Saved entries:

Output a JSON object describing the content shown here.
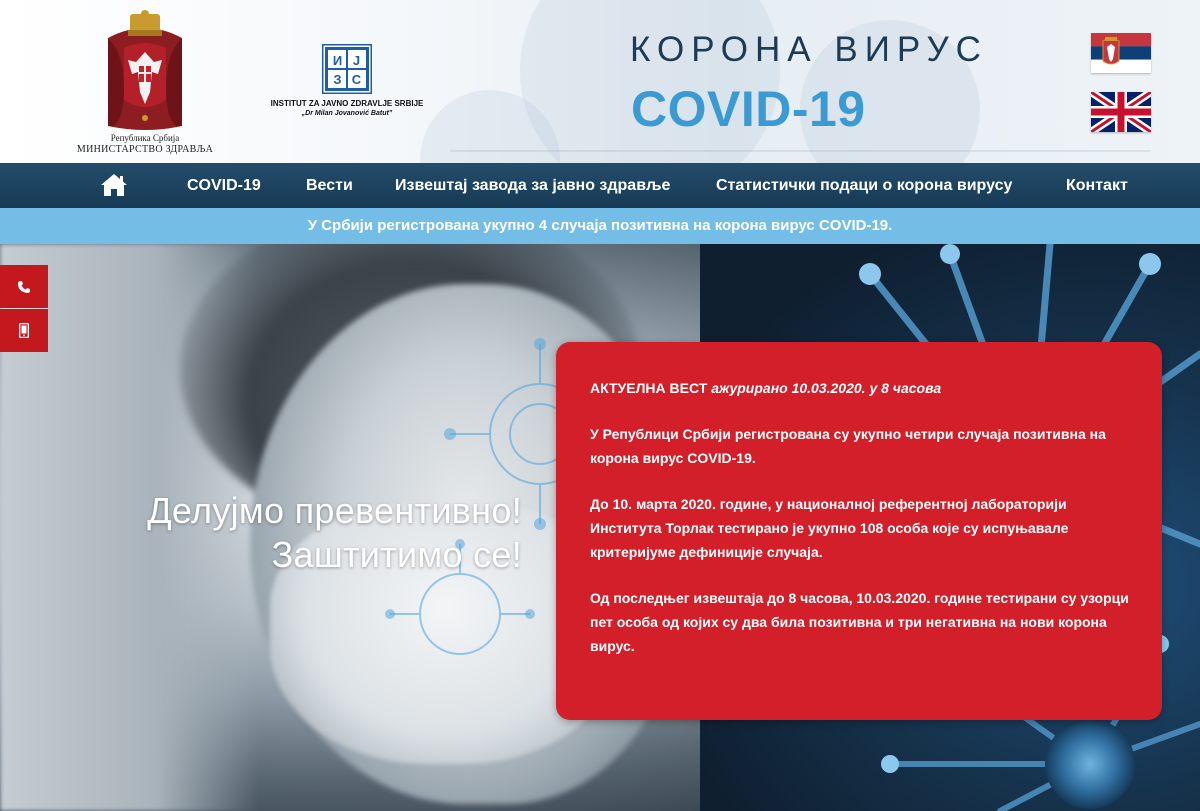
{
  "header": {
    "ministry": {
      "line1": "Република Србија",
      "line2": "МИНИСТАРСТВО ЗДРАВЉА"
    },
    "institute": {
      "logo_letters": [
        "И",
        "Ј",
        "З",
        "С"
      ],
      "line1": "INSTITUT ZA JAVNO ZDRAVLJE SRBIJE",
      "line2": "„Dr Milan Jovanović Batut”"
    },
    "title_top": "КОРОНА ВИРУС",
    "title_main": "COVID-19",
    "languages": [
      {
        "code": "sr",
        "icon": "serbian-flag-icon"
      },
      {
        "code": "en",
        "icon": "uk-flag-icon"
      }
    ]
  },
  "nav": {
    "home_icon": "home-icon",
    "items": [
      {
        "label": "COVID-19"
      },
      {
        "label": "Вести"
      },
      {
        "label": "Извештај завода за јавно здравље"
      },
      {
        "label": "Статистички подаци о корона вирусу"
      },
      {
        "label": "Контакт"
      }
    ]
  },
  "ticker": {
    "text": "У Србији регистрована укупно 4 случаја позитивна на корона вирус COVID-19."
  },
  "hero": {
    "heading_line1": "Делујмо превентивно!",
    "heading_line2": "Заштитимо се!"
  },
  "side_contact": {
    "items": [
      {
        "icon": "phone-icon"
      },
      {
        "icon": "mobile-phone-icon"
      }
    ]
  },
  "news": {
    "label": "АКТУЕЛНА ВЕСТ",
    "updated": "ажурирано 10.03.2020. у 8 часова",
    "paragraphs": [
      "У Републици Србији регистрована су укупно четири случаја позитивна на корона вирус COVID-19.",
      "До  10. марта 2020. године, у националној референтној лабораторији Института Торлак тестирано је  укупно 108 особа које су испуњавале критеријуме дефиниције случаја.",
      "Од последњег извештаја до 8 часова, 10.03.2020. године тестирани су узорци пет особа од којих су два била позитивна и три негативна на нови корона вирус."
    ]
  },
  "colors": {
    "nav_bg": "#173a55",
    "ticker_bg": "#74bde6",
    "news_bg": "#d21f2a",
    "title_dark": "#1d3b55",
    "title_blue": "#3c9ad3",
    "side_tab": "#c4181f"
  }
}
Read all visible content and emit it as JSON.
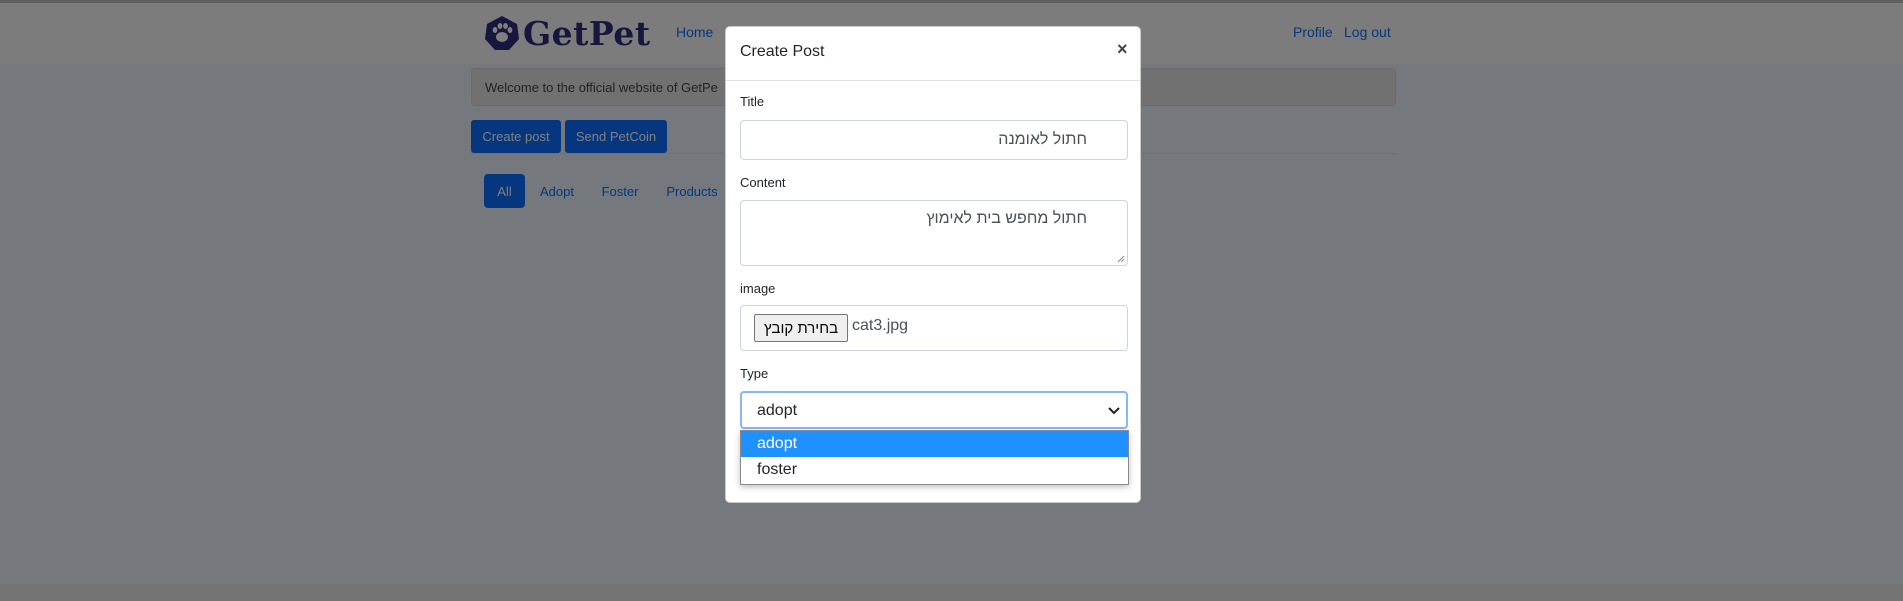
{
  "brand": {
    "name": "GetPet",
    "logo_icon": "paw-icon"
  },
  "nav": {
    "home": "Home",
    "profile": "Profile",
    "logout": "Log out"
  },
  "welcome_text": "Welcome to the official website of GetPe",
  "actions": {
    "create_post": "Create post",
    "send_petcoin": "Send PetCoin"
  },
  "filters": [
    "All",
    "Adopt",
    "Foster",
    "Products"
  ],
  "modal": {
    "title": "Create Post",
    "close": "×",
    "fields": {
      "title_label": "Title",
      "title_value": "חתול לאומנה",
      "content_label": "Content",
      "content_value": "חתול מחפש בית לאימוץ",
      "image_label": "image",
      "file_button": "בחירת קובץ",
      "file_name": "cat3.jpg",
      "type_label": "Type",
      "type_value": "adopt"
    },
    "type_options": [
      "adopt",
      "foster"
    ]
  },
  "colors": {
    "primary": "#0d6efd",
    "brand": "#2f2c7a",
    "option_highlight": "#1e90ff",
    "focus_ring": "#86b7fe"
  }
}
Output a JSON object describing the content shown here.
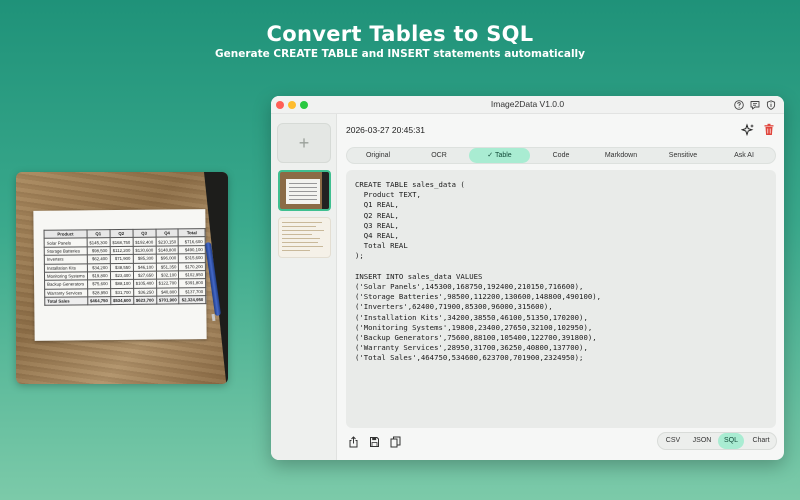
{
  "hero": {
    "title": "Convert Tables to SQL",
    "subtitle": "Generate CREATE TABLE and INSERT statements automatically"
  },
  "photo_table": {
    "headers": [
      "Product",
      "Q1",
      "Q2",
      "Q3",
      "Q4",
      "Total"
    ],
    "rows": [
      [
        "Solar Panels",
        "$145,300",
        "$168,750",
        "$192,400",
        "$210,150",
        "$716,600"
      ],
      [
        "Storage Batteries",
        "$98,500",
        "$112,200",
        "$130,600",
        "$148,800",
        "$490,100"
      ],
      [
        "Inverters",
        "$62,400",
        "$71,900",
        "$85,300",
        "$96,000",
        "$315,600"
      ],
      [
        "Installation Kits",
        "$34,200",
        "$38,550",
        "$46,100",
        "$51,350",
        "$170,200"
      ],
      [
        "Monitoring Systems",
        "$19,800",
        "$23,400",
        "$27,650",
        "$32,100",
        "$102,950"
      ],
      [
        "Backup Generators",
        "$75,600",
        "$88,100",
        "$105,400",
        "$122,700",
        "$391,800"
      ],
      [
        "Warranty Services",
        "$28,950",
        "$31,700",
        "$36,250",
        "$40,800",
        "$137,700"
      ]
    ],
    "total": [
      "Total Sales",
      "$464,750",
      "$534,600",
      "$623,700",
      "$701,900",
      "$2,324,950"
    ]
  },
  "window": {
    "title": "Image2Data V1.0.0",
    "icons": [
      "help-icon",
      "chat-icon",
      "info-icon"
    ]
  },
  "sidebar": {
    "add_label": "+"
  },
  "main": {
    "timestamp": "2026-03-27 20:45:31",
    "tabs": [
      {
        "label": "Original"
      },
      {
        "label": "OCR"
      },
      {
        "label": "✓ Table"
      },
      {
        "label": "Code"
      },
      {
        "label": "Markdown"
      },
      {
        "label": "Sensitive"
      },
      {
        "label": "Ask AI"
      }
    ],
    "active_tab": "Table",
    "code_lines": [
      "CREATE TABLE sales_data (",
      "  Product TEXT,",
      "  Q1 REAL,",
      "  Q2 REAL,",
      "  Q3 REAL,",
      "  Q4 REAL,",
      "  Total REAL",
      ");",
      "",
      "INSERT INTO sales_data VALUES",
      "('Solar Panels',145300,168750,192400,210150,716600),",
      "('Storage Batteries',98500,112200,130600,148800,490100),",
      "('Inverters',62400,71900,85300,96000,315600),",
      "('Installation Kits',34200,38550,46100,51350,170200),",
      "('Monitoring Systems',19800,23400,27650,32100,102950),",
      "('Backup Generators',75600,88100,105400,122700,391800),",
      "('Warranty Services',28950,31700,36250,40800,137700),",
      "('Total Sales',464750,534600,623700,701900,2324950);"
    ],
    "formats": [
      {
        "label": "CSV"
      },
      {
        "label": "JSON"
      },
      {
        "label": "SQL"
      },
      {
        "label": "Chart"
      }
    ],
    "active_format": "SQL"
  },
  "colors": {
    "accent": "#a9ecd2",
    "background_top": "#1f9279",
    "close": "#ff5f57",
    "minimize": "#febc2e",
    "maximize": "#28c840",
    "delete": "#e0443b"
  }
}
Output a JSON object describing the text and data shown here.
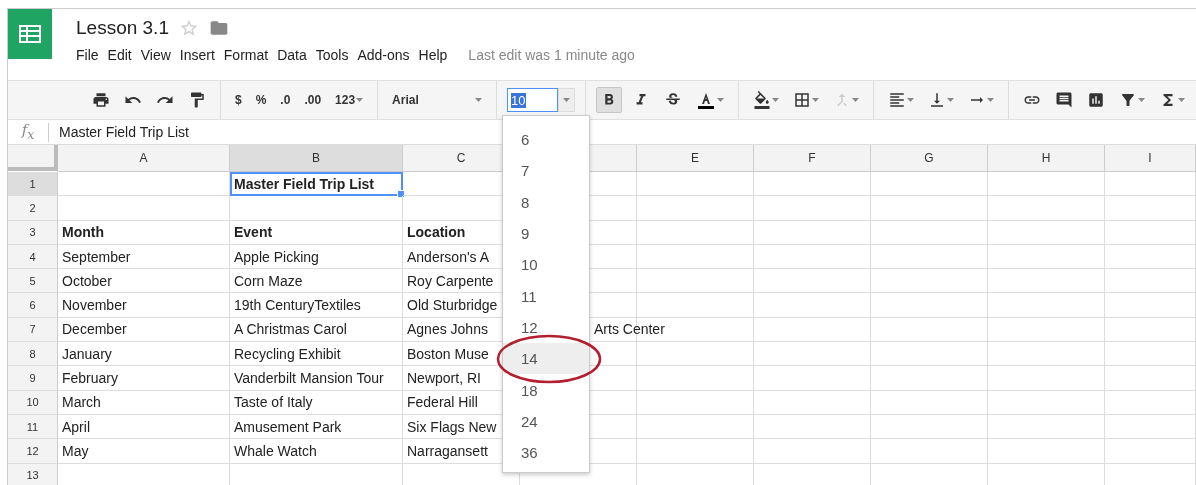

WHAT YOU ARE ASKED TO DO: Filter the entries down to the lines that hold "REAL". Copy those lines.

ANSWER FOR THE TASK:
      "  Q1 REAL,",
      "  Q2 REAL,",
      "  Q3 REAL,",
      "  Q4 REAL,",
      "  Total REAL",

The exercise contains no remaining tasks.